02. The projection-mapping and fireworks on Cinderella’s castle. If you’ve experience it first-hand I don’t need to justify this as a surprise-factor for our adventure at Magic Kingdom. If you haven’t, you’ll just have to believe me when I say this was hands-down the BEST fireworks display I have ever seen in my life. (and I’m known in many circles as being a connoisseur of these types of things!) The projection-mapping of the castle was jaw-dropping and quite the feat considering the nooks-and-crannies a building like that has. I was blown away at the attention to detail here too, and how they utilized each surface. The kicker was projection-mapped fireworks that once they reached the end of their project-able surface emerged as REAL fireworks continuing towards the sky and then exploding.
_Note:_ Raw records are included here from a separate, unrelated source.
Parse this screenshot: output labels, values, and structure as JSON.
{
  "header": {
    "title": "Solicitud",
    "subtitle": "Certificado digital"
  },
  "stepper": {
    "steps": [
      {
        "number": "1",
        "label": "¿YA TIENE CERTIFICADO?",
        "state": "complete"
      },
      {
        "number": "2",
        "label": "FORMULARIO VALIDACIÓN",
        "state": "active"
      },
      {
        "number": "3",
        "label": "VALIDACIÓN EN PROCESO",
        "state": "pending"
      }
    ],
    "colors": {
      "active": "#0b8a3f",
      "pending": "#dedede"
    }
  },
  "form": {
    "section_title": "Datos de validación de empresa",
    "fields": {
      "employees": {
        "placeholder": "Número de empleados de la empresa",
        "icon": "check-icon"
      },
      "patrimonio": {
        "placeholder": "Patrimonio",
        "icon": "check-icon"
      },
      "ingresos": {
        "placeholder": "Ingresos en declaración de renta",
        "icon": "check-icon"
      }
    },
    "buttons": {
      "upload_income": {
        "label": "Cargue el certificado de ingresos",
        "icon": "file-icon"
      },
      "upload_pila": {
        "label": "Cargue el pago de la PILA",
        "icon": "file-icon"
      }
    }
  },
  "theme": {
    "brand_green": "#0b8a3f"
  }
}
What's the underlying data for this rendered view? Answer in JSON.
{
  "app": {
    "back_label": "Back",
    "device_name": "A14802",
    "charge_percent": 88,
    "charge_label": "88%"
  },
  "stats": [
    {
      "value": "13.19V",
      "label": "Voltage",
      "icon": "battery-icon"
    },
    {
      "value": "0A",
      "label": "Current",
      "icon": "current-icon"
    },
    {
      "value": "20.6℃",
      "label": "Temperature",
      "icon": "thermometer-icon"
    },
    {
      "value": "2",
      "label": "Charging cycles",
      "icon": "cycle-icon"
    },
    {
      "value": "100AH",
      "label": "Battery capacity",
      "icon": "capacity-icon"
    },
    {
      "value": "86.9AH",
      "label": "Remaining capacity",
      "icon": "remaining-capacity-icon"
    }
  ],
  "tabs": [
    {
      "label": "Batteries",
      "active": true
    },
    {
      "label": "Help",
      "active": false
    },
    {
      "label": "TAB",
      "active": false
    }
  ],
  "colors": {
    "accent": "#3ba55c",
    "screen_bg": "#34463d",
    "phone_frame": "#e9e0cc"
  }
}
I think I cheered out loud a few times during this show.
01. How “magical” the experience truly was for my kids AND for me, too! It is obvious that the park is designed with kids in mind. From characters to buildings to colors to smells – kids are overwhelmed from the moment they arrive to the moment they leave with the sights/smells/tastes/feel of Disney World. What was surprising was that as a 32-year-old Daddy how overcome with the sense of “magical” I was from time to time. When Tinker zip-lined from the top of Cinderella’s Castle to some other county, my jaw was just as dropped as Ella’s and Ezra’s. When the fireworks literally exploded over our heads and Rapunzel’s projected hair fell out of the upper-story window of the castle and floated down to the ground I was blown away at what we were seeing. When the digital on-screen Monsters, Inc monsters interacted with the real-life studio audience during the comedy show I was in “how did they do that” mode all the while laughing along with the audience and filling up the ‘power meter’ so they could keep the lights on. The term “magical” is dangerous because of its negative connotations elsewhere, but I’m having trouble describing it in any other way.
Have you visited a Disney theme park? Were you surprised by any of the same things I was? Any surprises I may have missed? I’d love to continue the conversation in the comments!